Our patients often tell us they don’t like how much time it takes to floss, but flossing is so important to keeping your mouth healthy and disease-free. To get the most out of flossing, make sure you’re using the best type of floss for you and the correct technique. Read on to discover how you can choose the best type of floss for you!

When you go to the store to look for floss, chances are you’re overwhelmed by the large variety to choose from. We typically recommend that patients try a few different types of floss to discover what works best for them. In general, unwaxed floss is considered the best because the individual filaments of the floss typically clean more effectively than waxed floss where the filaments are bound together. Regardless, using floss that works for the individual is most important; Flossing in some way is better than not flossing at all!

If you have trouble reaching the back of your mouth to floss your teeth, then a floss pik with a long handle might help. You can use the handle to get a better grip on the floss while comfortably flossing the hard-to-reach areas.

If your teeth are spaced closely together, then “Glide” floss will help you floss easier and will prevent the floss from shredding.

It’s possible to floss if you have a bridge, too! Floss threaders are helpful because the soft, woven end fits comfortably under the bridge and catches debris. Small floss brushes are also helpful for keeping bridges clean.

If you have questions about flossing, or need help choosing the type of floss best for you, just ask! We love helping patients learn how to floss and will give you recommendations for flossing based on your individual schedule and lifestyle. It may also be helpful to bring the floss you’re using into Connoyer Dental so we can make sure you’re doing it in the most effective way.

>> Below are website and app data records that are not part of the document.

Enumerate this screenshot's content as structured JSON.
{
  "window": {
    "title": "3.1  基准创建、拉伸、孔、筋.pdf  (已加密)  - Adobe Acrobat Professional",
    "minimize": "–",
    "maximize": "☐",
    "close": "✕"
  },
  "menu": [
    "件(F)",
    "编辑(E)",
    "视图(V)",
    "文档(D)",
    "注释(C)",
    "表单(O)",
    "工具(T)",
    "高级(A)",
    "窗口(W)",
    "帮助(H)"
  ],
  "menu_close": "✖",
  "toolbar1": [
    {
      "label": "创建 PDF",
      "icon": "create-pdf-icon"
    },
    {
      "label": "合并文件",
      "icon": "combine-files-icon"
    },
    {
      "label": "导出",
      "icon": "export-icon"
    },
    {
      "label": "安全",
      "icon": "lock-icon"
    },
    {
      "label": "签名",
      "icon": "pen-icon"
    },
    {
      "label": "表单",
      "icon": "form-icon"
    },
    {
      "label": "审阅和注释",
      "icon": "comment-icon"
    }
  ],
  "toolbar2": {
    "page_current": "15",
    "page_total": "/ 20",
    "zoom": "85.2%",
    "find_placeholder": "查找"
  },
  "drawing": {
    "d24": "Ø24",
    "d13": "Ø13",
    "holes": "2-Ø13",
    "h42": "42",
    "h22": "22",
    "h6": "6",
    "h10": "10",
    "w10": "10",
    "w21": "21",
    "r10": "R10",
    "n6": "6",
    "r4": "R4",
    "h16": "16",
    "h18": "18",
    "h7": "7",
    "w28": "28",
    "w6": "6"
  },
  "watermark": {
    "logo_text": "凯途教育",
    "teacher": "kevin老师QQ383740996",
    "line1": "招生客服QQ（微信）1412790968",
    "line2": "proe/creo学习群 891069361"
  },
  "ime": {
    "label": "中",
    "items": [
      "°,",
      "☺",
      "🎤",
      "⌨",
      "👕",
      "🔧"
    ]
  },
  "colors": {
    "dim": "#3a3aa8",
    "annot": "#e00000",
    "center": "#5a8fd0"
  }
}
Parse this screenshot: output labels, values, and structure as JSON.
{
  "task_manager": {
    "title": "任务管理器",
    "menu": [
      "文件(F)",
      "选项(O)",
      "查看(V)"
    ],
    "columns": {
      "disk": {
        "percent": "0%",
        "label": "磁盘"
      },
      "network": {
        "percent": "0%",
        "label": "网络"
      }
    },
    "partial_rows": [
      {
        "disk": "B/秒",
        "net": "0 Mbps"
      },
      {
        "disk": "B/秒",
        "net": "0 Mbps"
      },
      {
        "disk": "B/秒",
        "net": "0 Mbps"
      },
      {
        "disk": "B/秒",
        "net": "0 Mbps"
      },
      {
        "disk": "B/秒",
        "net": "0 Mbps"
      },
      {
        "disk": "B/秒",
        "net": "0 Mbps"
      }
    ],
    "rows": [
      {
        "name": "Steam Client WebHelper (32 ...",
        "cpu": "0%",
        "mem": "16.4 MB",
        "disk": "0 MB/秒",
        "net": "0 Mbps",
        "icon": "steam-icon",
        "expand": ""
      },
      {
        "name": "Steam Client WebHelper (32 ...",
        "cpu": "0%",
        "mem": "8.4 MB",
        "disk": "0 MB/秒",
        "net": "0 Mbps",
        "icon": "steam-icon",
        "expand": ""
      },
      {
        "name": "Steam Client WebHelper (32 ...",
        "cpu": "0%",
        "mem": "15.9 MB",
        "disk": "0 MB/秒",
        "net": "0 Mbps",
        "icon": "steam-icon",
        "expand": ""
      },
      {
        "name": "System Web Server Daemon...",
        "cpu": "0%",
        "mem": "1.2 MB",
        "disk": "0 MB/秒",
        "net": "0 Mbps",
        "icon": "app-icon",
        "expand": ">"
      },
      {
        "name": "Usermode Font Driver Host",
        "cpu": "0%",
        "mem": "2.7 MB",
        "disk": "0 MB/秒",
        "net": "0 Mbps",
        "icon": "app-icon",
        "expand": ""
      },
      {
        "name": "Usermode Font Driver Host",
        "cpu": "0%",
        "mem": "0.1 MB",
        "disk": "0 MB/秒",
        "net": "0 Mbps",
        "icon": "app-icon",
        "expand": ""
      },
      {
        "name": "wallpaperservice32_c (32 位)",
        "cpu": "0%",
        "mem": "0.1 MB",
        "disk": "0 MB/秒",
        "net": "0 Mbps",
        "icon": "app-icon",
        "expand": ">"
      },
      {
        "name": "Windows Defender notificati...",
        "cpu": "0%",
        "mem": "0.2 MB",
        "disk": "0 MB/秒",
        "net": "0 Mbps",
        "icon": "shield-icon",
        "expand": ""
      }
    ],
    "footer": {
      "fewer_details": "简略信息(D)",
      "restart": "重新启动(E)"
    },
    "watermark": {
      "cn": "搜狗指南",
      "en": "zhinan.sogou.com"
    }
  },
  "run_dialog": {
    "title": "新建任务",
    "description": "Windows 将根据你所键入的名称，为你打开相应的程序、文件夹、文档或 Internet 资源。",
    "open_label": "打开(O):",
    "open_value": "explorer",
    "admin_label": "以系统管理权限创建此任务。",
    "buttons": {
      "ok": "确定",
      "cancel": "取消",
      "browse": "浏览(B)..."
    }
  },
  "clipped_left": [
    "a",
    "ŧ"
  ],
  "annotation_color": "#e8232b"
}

Overall, flossing should be a part of your daily oral hygiene routine, so make sure you taking the time to do it; your teeth and gums will thank you!